____ Data for processing

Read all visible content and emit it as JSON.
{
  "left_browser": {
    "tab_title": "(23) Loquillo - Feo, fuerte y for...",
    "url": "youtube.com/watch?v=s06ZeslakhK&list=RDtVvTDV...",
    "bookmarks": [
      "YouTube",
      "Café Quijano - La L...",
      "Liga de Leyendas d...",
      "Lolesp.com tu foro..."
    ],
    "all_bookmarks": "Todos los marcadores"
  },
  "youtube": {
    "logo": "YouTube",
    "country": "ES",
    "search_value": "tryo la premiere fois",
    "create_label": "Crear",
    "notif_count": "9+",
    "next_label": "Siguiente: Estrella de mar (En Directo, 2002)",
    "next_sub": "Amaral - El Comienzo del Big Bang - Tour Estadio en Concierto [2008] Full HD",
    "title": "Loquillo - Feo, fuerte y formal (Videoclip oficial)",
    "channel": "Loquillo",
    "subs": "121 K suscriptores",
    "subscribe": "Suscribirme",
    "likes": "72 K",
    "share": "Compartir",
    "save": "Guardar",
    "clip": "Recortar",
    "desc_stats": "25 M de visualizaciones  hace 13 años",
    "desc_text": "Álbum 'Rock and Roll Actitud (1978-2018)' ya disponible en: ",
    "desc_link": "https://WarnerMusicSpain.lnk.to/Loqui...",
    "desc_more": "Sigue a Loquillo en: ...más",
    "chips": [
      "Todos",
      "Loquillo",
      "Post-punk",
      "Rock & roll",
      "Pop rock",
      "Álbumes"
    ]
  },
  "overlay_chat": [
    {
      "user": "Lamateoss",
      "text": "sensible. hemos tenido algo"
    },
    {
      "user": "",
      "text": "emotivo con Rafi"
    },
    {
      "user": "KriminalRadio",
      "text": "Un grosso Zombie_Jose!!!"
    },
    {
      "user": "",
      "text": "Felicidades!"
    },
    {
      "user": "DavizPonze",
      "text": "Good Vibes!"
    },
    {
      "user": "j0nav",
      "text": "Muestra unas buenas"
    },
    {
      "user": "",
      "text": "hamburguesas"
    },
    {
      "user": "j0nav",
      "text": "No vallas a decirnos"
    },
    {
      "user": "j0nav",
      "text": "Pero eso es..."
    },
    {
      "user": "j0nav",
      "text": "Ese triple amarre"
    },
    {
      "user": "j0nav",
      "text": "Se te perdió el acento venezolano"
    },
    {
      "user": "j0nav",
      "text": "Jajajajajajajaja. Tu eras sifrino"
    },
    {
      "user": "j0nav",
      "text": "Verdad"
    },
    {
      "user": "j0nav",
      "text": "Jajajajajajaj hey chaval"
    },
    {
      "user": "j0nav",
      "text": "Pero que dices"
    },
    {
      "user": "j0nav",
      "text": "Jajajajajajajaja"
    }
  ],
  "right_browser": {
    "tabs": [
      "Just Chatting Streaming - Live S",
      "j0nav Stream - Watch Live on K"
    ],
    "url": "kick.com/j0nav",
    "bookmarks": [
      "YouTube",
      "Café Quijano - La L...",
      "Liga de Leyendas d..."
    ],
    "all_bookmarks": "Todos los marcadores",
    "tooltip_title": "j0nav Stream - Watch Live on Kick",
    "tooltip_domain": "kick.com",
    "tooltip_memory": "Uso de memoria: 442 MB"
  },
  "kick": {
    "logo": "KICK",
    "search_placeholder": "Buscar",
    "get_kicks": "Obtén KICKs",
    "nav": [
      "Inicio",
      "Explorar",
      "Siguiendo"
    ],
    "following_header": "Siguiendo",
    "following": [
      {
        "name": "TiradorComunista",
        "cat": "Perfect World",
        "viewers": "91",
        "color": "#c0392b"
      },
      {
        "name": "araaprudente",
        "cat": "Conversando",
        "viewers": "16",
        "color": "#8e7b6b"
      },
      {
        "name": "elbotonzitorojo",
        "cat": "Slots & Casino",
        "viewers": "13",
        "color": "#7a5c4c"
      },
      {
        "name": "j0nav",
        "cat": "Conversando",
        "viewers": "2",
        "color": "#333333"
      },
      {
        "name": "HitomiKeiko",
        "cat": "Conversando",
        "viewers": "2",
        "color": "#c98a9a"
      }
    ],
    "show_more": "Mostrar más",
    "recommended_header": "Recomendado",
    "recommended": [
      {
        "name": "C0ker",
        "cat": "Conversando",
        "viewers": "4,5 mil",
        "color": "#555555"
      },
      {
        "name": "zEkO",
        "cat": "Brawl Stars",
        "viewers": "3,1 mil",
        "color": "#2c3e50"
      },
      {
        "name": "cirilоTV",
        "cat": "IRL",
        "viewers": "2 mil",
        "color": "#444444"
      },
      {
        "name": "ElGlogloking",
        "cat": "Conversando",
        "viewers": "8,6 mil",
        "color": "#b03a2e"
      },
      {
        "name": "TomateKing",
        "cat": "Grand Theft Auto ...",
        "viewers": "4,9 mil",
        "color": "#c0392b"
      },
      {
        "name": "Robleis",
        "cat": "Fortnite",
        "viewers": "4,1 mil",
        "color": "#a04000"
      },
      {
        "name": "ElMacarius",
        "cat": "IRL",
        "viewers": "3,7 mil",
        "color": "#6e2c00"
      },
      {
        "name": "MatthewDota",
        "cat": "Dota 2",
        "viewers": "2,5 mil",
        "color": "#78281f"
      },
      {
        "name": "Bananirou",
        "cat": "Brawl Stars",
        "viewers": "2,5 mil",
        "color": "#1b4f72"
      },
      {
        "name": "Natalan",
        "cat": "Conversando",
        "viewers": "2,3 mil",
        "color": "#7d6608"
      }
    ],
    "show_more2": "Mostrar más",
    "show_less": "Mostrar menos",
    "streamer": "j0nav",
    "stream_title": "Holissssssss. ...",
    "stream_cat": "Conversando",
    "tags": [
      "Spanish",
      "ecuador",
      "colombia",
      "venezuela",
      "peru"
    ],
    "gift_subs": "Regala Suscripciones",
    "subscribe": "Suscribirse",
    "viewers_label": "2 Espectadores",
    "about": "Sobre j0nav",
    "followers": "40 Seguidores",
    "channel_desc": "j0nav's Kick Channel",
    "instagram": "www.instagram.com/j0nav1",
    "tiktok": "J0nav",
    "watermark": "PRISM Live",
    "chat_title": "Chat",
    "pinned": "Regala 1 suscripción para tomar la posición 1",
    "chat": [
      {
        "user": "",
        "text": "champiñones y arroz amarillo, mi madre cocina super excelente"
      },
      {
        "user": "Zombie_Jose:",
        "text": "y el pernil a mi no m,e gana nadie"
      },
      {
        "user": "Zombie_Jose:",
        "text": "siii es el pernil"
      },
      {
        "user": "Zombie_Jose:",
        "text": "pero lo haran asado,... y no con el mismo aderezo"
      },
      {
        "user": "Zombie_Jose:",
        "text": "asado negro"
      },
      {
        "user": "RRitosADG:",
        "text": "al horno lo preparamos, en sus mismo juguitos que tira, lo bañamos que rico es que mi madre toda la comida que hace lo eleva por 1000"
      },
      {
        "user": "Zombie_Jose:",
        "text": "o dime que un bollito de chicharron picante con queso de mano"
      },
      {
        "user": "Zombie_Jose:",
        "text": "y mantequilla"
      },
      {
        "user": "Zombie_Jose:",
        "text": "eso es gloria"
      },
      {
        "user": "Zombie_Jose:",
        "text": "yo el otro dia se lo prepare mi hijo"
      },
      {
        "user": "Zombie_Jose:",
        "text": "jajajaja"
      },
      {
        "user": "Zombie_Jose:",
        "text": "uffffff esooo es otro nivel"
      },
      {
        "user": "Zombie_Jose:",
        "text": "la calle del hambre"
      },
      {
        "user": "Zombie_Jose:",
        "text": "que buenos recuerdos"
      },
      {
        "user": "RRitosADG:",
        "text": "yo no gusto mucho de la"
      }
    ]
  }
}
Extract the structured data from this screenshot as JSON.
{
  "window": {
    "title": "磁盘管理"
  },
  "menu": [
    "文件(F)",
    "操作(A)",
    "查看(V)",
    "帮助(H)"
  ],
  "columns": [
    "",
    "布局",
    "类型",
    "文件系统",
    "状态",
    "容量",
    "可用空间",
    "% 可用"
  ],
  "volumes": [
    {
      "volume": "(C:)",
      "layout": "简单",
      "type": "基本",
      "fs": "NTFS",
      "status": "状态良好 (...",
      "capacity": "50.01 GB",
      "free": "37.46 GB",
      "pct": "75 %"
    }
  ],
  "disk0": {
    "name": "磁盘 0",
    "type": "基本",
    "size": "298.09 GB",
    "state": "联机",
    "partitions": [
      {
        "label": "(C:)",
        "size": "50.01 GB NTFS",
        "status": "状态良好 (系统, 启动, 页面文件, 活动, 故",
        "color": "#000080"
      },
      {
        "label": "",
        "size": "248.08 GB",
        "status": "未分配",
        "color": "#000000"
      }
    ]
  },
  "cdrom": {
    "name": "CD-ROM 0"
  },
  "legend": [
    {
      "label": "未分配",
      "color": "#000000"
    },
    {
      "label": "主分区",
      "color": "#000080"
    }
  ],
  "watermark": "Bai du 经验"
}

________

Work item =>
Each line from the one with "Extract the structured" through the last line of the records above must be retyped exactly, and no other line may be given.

Response for this exercise =>
Extract the structured data from this screenshot as JSON.
{
  "window": {
    "title": "磁盘管理"
  },
  "menu": [
    "文件(F)",
    "操作(A)",
    "查看(V)",
    "帮助(H)"
  ],
  "columns": [
    "",
    "布局",
    "类型",
    "文件系统",
    "状态",
    "容量",
    "可用空间",
    "% 可用"
  ],
  "volumes": [
    {
      "volume": "(C:)",
      "layout": "简单",
      "type": "基本",
      "fs": "NTFS",
      "status": "状态良好 (...",
      "capacity": "50.01 GB",
      "free": "37.46 GB",
      "pct": "75 %"
    }
  ],
  "disk0": {
    "name": "磁盘 0",
    "type": "基本",
    "size": "298.09 GB",
    "state": "联机",
    "partitions": [
      {
        "label": "(C:)",
        "size": "50.01 GB NTFS",
        "status": "状态良好 (系统, 启动, 页面文件, 活动, 故",
        "color": "#000080"
      },
      {
        "label": "",
        "size": "248.08 GB",
        "status": "未分配",
        "color": "#000000"
      }
    ]
  },
  "cdrom": {
    "name": "CD-ROM 0"
  },
  "legend": [
    {
      "label": "未分配",
      "color": "#000000"
    },
    {
      "label": "主分区",
      "color": "#000080"
    }
  ],
  "watermark": "Bai du 经验"
}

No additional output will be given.